What the task asks
The required result is each line of the entries below containing the string "text".
Input data: Begin
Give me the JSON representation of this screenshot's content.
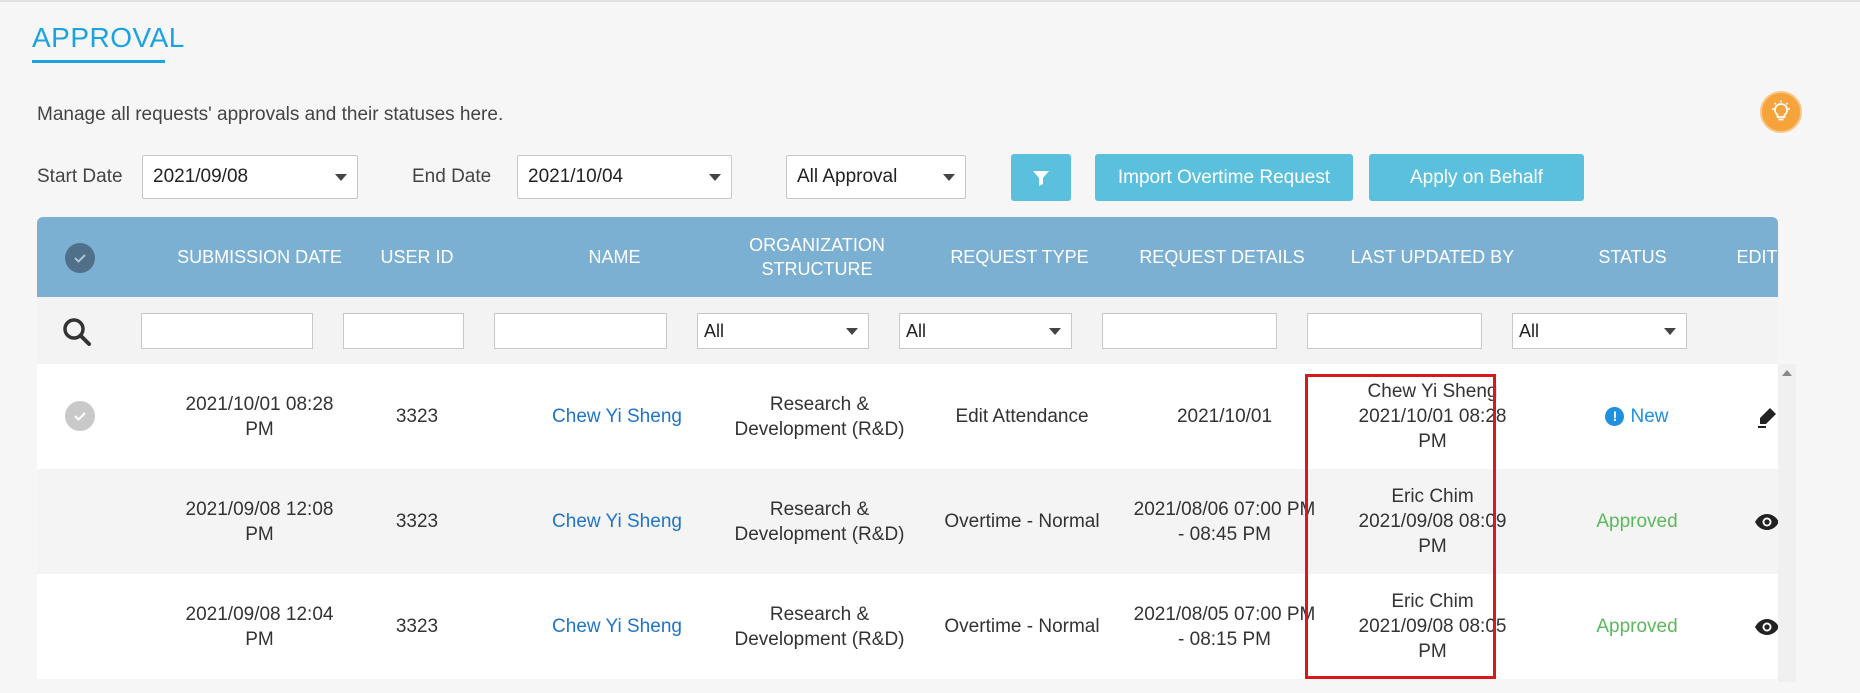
{
  "page": {
    "title": "APPROVAL",
    "description": "Manage all requests' approvals and their statuses here."
  },
  "filters": {
    "start_label": "Start Date",
    "start_value": "2021/09/08",
    "end_label": "End Date",
    "end_value": "2021/10/04",
    "approval_value": "All Approval",
    "import_overtime_label": "Import Overtime Request",
    "apply_on_behalf_label": "Apply on Behalf"
  },
  "table": {
    "headers": {
      "submission_date": "SUBMISSION DATE",
      "user_id": "USER ID",
      "name": "NAME",
      "organization_structure": "ORGANIZATION STRUCTURE",
      "request_type": "REQUEST TYPE",
      "request_details": "REQUEST DETAILS",
      "last_updated_by": "LAST UPDATED BY",
      "status": "STATUS",
      "edit": "EDIT"
    },
    "search": {
      "organization_select": "All",
      "request_type_select": "All",
      "status_select": "All"
    },
    "rows": [
      {
        "submission_date": "2021/10/01 08:28 PM",
        "user_id": "3323",
        "name": "Chew Yi Sheng",
        "organization": "Research & Development (R&D)",
        "request_type": "Edit Attendance",
        "request_details": "2021/10/01",
        "last_updated_by_name": "Chew Yi Sheng",
        "last_updated_by_time": "2021/10/01 08:28 PM",
        "status": "New",
        "action": "edit"
      },
      {
        "submission_date": "2021/09/08 12:08 PM",
        "user_id": "3323",
        "name": "Chew Yi Sheng",
        "organization": "Research & Development (R&D)",
        "request_type": "Overtime - Normal",
        "request_details": "2021/08/06 07:00 PM - 08:45 PM",
        "last_updated_by_name": "Eric Chim",
        "last_updated_by_time": "2021/09/08 08:09 PM",
        "status": "Approved",
        "action": "view"
      },
      {
        "submission_date": "2021/09/08 12:04 PM",
        "user_id": "3323",
        "name": "Chew Yi Sheng",
        "organization": "Research & Development (R&D)",
        "request_type": "Overtime - Normal",
        "request_details": "2021/08/05 07:00 PM - 08:15 PM",
        "last_updated_by_name": "Eric Chim",
        "last_updated_by_time": "2021/09/08 08:05 PM",
        "status": "Approved",
        "action": "view"
      }
    ]
  },
  "colors": {
    "accent": "#1aa3e0",
    "header_bg": "#7bb0d3",
    "button_bg": "#5bc0de",
    "link": "#1f74c9",
    "approved": "#5cb85c",
    "new": "#1f8fe0",
    "highlight": "#d7191c"
  },
  "icons": {
    "tip": "lightbulb-icon",
    "filter": "filter-icon",
    "search": "search-icon",
    "select_all": "check-circle-icon",
    "edit": "pencil-icon",
    "view": "eye-icon"
  }
}
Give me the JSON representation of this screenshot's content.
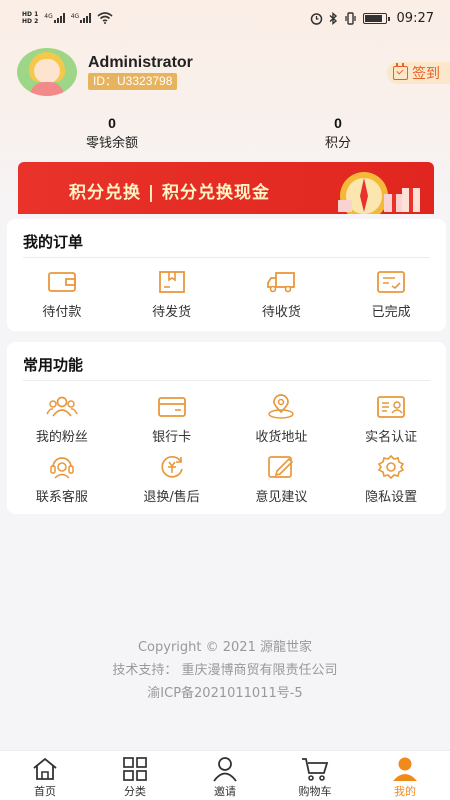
{
  "status_bar": {
    "hd1": "HD 1",
    "hd2": "HD 2",
    "net1": "4G",
    "net2": "4G",
    "time": "09:27"
  },
  "profile": {
    "username": "Administrator",
    "user_id": "ID：U3323798",
    "checkin_label": "签到",
    "balance_value": "0",
    "balance_label": "零钱余额",
    "points_value": "0",
    "points_label": "积分"
  },
  "banner": {
    "text": "积分兑换 | 积分兑换现金"
  },
  "orders": {
    "title": "我的订单",
    "items": [
      {
        "label": "待付款",
        "icon": "wallet-icon"
      },
      {
        "label": "待发货",
        "icon": "package-icon"
      },
      {
        "label": "待收货",
        "icon": "truck-icon"
      },
      {
        "label": "已完成",
        "icon": "completed-icon"
      }
    ]
  },
  "functions": {
    "title": "常用功能",
    "items": [
      {
        "label": "我的粉丝",
        "icon": "fans-icon"
      },
      {
        "label": "银行卡",
        "icon": "bank-card-icon"
      },
      {
        "label": "收货地址",
        "icon": "location-icon"
      },
      {
        "label": "实名认证",
        "icon": "id-card-icon"
      },
      {
        "label": "联系客服",
        "icon": "customer-service-icon"
      },
      {
        "label": "退换/售后",
        "icon": "refund-icon"
      },
      {
        "label": "意见建议",
        "icon": "feedback-icon"
      },
      {
        "label": "隐私设置",
        "icon": "settings-icon"
      }
    ]
  },
  "footer": {
    "copyright": "Copyright © 2021 源龍世家",
    "support": "技术支持：  重庆漫博商贸有限责任公司",
    "icp": "渝ICP备2021011011号-5"
  },
  "tabbar": {
    "tabs": [
      {
        "label": "首页",
        "icon": "home-icon"
      },
      {
        "label": "分类",
        "icon": "category-icon"
      },
      {
        "label": "邀请",
        "icon": "invite-icon"
      },
      {
        "label": "购物车",
        "icon": "cart-icon"
      },
      {
        "label": "我的",
        "icon": "profile-icon",
        "active": true
      }
    ]
  },
  "colors": {
    "accent": "#f08a1b",
    "banner": "#e8322a",
    "badge": "#e7b35c"
  }
}
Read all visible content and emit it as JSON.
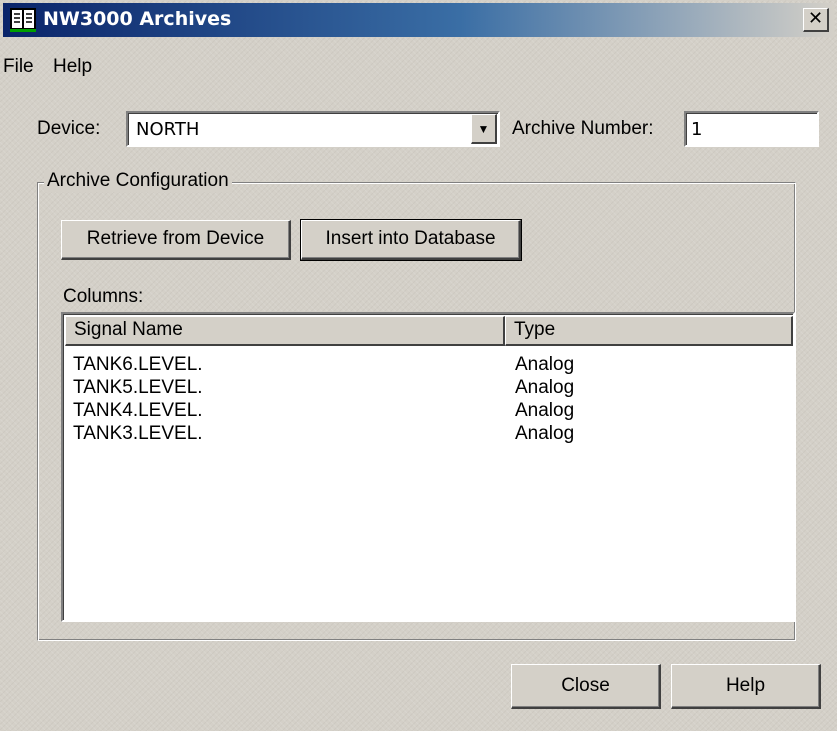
{
  "window": {
    "title": "NW3000 Archives",
    "close_glyph": "✕"
  },
  "menu": {
    "items": [
      "File",
      "Help"
    ]
  },
  "device": {
    "label": "Device:",
    "value": "NORTH",
    "dropdown_glyph": "▼"
  },
  "archive_number": {
    "label": "Archive Number:",
    "value": "1"
  },
  "archive_config": {
    "title": "Archive Configuration",
    "retrieve_label": "Retrieve from Device",
    "insert_label": "Insert into Database",
    "columns_label": "Columns:",
    "table": {
      "headers": [
        "Signal Name",
        "Type"
      ],
      "rows": [
        [
          "TANK6.LEVEL.",
          "Analog"
        ],
        [
          "TANK5.LEVEL.",
          "Analog"
        ],
        [
          "TANK4.LEVEL.",
          "Analog"
        ],
        [
          "TANK3.LEVEL.",
          "Analog"
        ]
      ]
    }
  },
  "footer": {
    "close_label": "Close",
    "help_label": "Help"
  }
}
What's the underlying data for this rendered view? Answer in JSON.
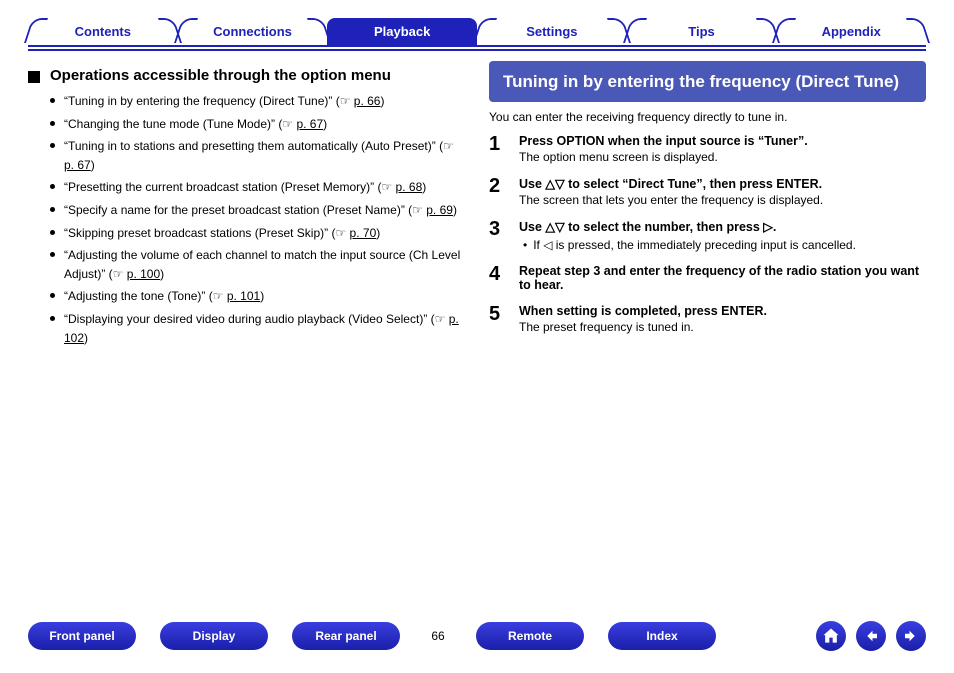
{
  "tabs": [
    "Contents",
    "Connections",
    "Playback",
    "Settings",
    "Tips",
    "Appendix"
  ],
  "active_tab_index": 2,
  "left": {
    "heading": "Operations accessible through the option menu",
    "items": [
      {
        "text": "“Tuning in by entering the frequency (Direct Tune)” (",
        "page": "p. 66",
        "tail": ")"
      },
      {
        "text": "“Changing the tune mode (Tune Mode)” (",
        "page": "p. 67",
        "tail": ")"
      },
      {
        "text": "“Tuning in to stations and presetting them automatically (Auto Preset)” (",
        "page": "p. 67",
        "tail": ")"
      },
      {
        "text": "“Presetting the current broadcast station (Preset Memory)” (",
        "page": "p. 68",
        "tail": ")"
      },
      {
        "text": "“Specify a name for the preset broadcast station (Preset Name)” (",
        "page": "p. 69",
        "tail": ")"
      },
      {
        "text": "“Skipping preset broadcast stations (Preset Skip)” (",
        "page": "p. 70",
        "tail": ")"
      },
      {
        "text": "“Adjusting the volume of each channel to match the input source (Ch Level Adjust)” (",
        "page": "p. 100",
        "tail": ")"
      },
      {
        "text": "“Adjusting the tone (Tone)” (",
        "page": "p. 101",
        "tail": ")"
      },
      {
        "text": "“Displaying your desired video during audio playback (Video Select)” (",
        "page": "p. 102",
        "tail": ")"
      }
    ]
  },
  "right": {
    "title": "Tuning in by entering the frequency (Direct Tune)",
    "intro": "You can enter the receiving frequency directly to tune in.",
    "steps": [
      {
        "num": "1",
        "bold": "Press OPTION when the input source is “Tuner”.",
        "sub": "The option menu screen is displayed."
      },
      {
        "num": "2",
        "bold": "Use △▽ to select “Direct Tune”, then press ENTER.",
        "sub": "The screen that lets you enter the frequency is displayed."
      },
      {
        "num": "3",
        "bold": "Use △▽ to select the number, then press ▷.",
        "sub_bullet": "If ◁ is pressed, the immediately preceding input is cancelled."
      },
      {
        "num": "4",
        "bold": "Repeat step 3 and enter the frequency of the radio station you want to hear."
      },
      {
        "num": "5",
        "bold": "When setting is completed, press ENTER.",
        "sub": "The preset frequency is tuned in."
      }
    ]
  },
  "bottom": {
    "buttons": [
      "Front panel",
      "Display",
      "Rear panel",
      "Remote",
      "Index"
    ],
    "page": "66"
  },
  "glyphs": {
    "hand": "☞ "
  }
}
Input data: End
Reply
    "text": "积分兑换 | 积分兑换现金"
        "text": "“Tuning in by entering the frequency (Direct Tune)” (",
        "text": "“Changing the tune mode (Tune Mode)” (",
        "text": "“Tuning in to stations and presetting them automatically (Auto Preset)” (",
        "text": "“Presetting the current broadcast station (Preset Memory)” (",
        "text": "“Specify a name for the preset broadcast station (Preset Name)” (",
        "text": "“Skipping preset broadcast stations (Preset Skip)” (",
        "text": "“Adjusting the volume of each channel to match the input source (Ch Level Adjust)” (",
        "text": "“Adjusting the tone (Tone)” (",
        "text": "“Displaying your desired video during audio playback (Video Select)” (",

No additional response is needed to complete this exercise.